▶ [GOAL OF THE EXERCISE] Your answer should hold all lines of the entries that include the word "Category".

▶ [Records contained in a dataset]
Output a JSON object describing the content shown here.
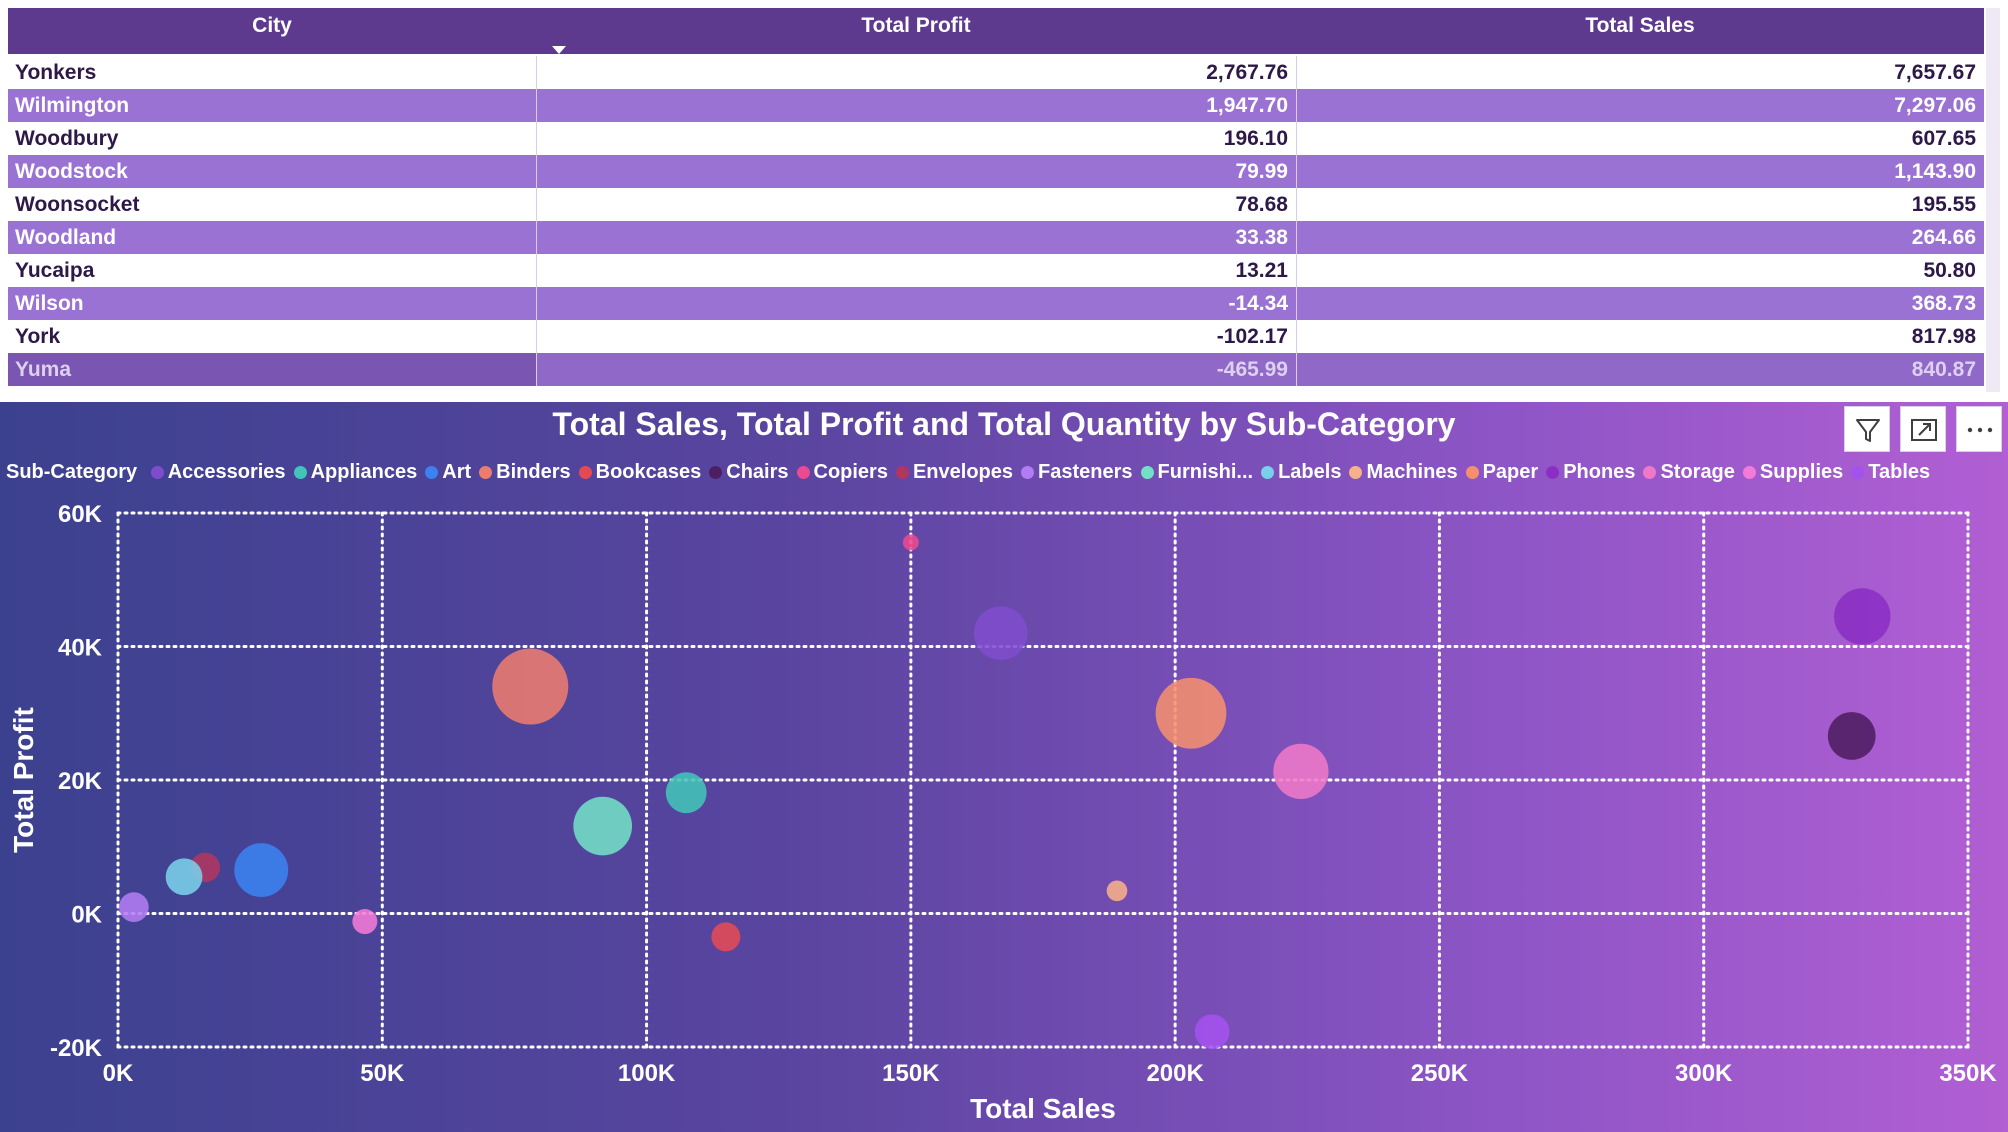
{
  "table": {
    "columns": [
      "City",
      "Total Profit",
      "Total Sales"
    ],
    "sort_icon": "sort-descending-icon",
    "rows": [
      {
        "city": "Yonkers",
        "profit": "2,767.76",
        "sales": "7,657.67"
      },
      {
        "city": "Wilmington",
        "profit": "1,947.70",
        "sales": "7,297.06"
      },
      {
        "city": "Woodbury",
        "profit": "196.10",
        "sales": "607.65"
      },
      {
        "city": "Woodstock",
        "profit": "79.99",
        "sales": "1,143.90"
      },
      {
        "city": "Woonsocket",
        "profit": "78.68",
        "sales": "195.55"
      },
      {
        "city": "Woodland",
        "profit": "33.38",
        "sales": "264.66"
      },
      {
        "city": "Yucaipa",
        "profit": "13.21",
        "sales": "50.80"
      },
      {
        "city": "Wilson",
        "profit": "-14.34",
        "sales": "368.73"
      },
      {
        "city": "York",
        "profit": "-102.17",
        "sales": "817.98"
      },
      {
        "city": "Yuma",
        "profit": "-465.99",
        "sales": "840.87"
      }
    ]
  },
  "visual_header": {
    "icons": [
      "filter-icon",
      "focus-mode-icon",
      "more-options-icon"
    ]
  },
  "chart_data": {
    "type": "scatter",
    "title": "Total Sales, Total Profit and Total Quantity by Sub-Category",
    "xlabel": "Total Sales",
    "ylabel": "Total Profit",
    "xlim": [
      0,
      350000
    ],
    "ylim": [
      -20000,
      60000
    ],
    "x_ticks": [
      0,
      50000,
      100000,
      150000,
      200000,
      250000,
      300000,
      350000
    ],
    "x_tick_labels": [
      "0K",
      "50K",
      "100K",
      "150K",
      "200K",
      "250K",
      "300K",
      "350K"
    ],
    "y_ticks": [
      -20000,
      0,
      20000,
      40000,
      60000
    ],
    "y_tick_labels": [
      "-20K",
      "0K",
      "20K",
      "40K",
      "60K"
    ],
    "grid": true,
    "legend_title": "Sub-Category",
    "legend_position": "top-left",
    "size_measure": "Total Quantity",
    "series": [
      {
        "name": "Accessories",
        "color": "#7f4ccd",
        "x": 167000,
        "y": 42000,
        "size": 2976
      },
      {
        "name": "Appliances",
        "color": "#43c4b8",
        "x": 107500,
        "y": 18100,
        "size": 1729
      },
      {
        "name": "Art",
        "color": "#3b82f0",
        "x": 27100,
        "y": 6500,
        "size": 3000
      },
      {
        "name": "Binders",
        "color": "#ec7c6e",
        "x": 78000,
        "y": 34000,
        "size": 5974
      },
      {
        "name": "Bookcases",
        "color": "#e54a54",
        "x": 115000,
        "y": -3500,
        "size": 868
      },
      {
        "name": "Chairs",
        "color": "#4e1e62",
        "x": 328000,
        "y": 26600,
        "size": 2356
      },
      {
        "name": "Copiers",
        "color": "#ea4a8f",
        "x": 150000,
        "y": 55600,
        "size": 234
      },
      {
        "name": "Envelopes",
        "color": "#b0355f",
        "x": 16500,
        "y": 6900,
        "size": 906
      },
      {
        "name": "Fasteners",
        "color": "#b27cf2",
        "x": 3000,
        "y": 950,
        "size": 914
      },
      {
        "name": "Furnishings",
        "color": "#72dfc6",
        "x": 91700,
        "y": 13100,
        "size": 3563
      },
      {
        "name": "Labels",
        "color": "#7ad0ea",
        "x": 12500,
        "y": 5500,
        "size": 1400
      },
      {
        "name": "Machines",
        "color": "#f6b08a",
        "x": 189000,
        "y": 3400,
        "size": 440
      },
      {
        "name": "Paper",
        "color": "#f5906e",
        "x": 203000,
        "y": 30000,
        "size": 5178
      },
      {
        "name": "Phones",
        "color": "#8b2fc4",
        "x": 330000,
        "y": 44500,
        "size": 3289
      },
      {
        "name": "Storage",
        "color": "#ef79c8",
        "x": 223800,
        "y": 21300,
        "size": 3158
      },
      {
        "name": "Supplies",
        "color": "#f27ad8",
        "x": 46700,
        "y": -1200,
        "size": 647
      },
      {
        "name": "Tables",
        "color": "#a452ef",
        "x": 207000,
        "y": -17700,
        "size": 1241
      }
    ],
    "legend_labels": [
      "Accessories",
      "Appliances",
      "Art",
      "Binders",
      "Bookcases",
      "Chairs",
      "Copiers",
      "Envelopes",
      "Fasteners",
      "Furnishi...",
      "Labels",
      "Machines",
      "Paper",
      "Phones",
      "Storage",
      "Supplies",
      "Tables"
    ]
  }
}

▶ [SOLUTION]
    "title": "Total Sales, Total Profit and Total Quantity by Sub-Category",
    "legend_title": "Sub-Category",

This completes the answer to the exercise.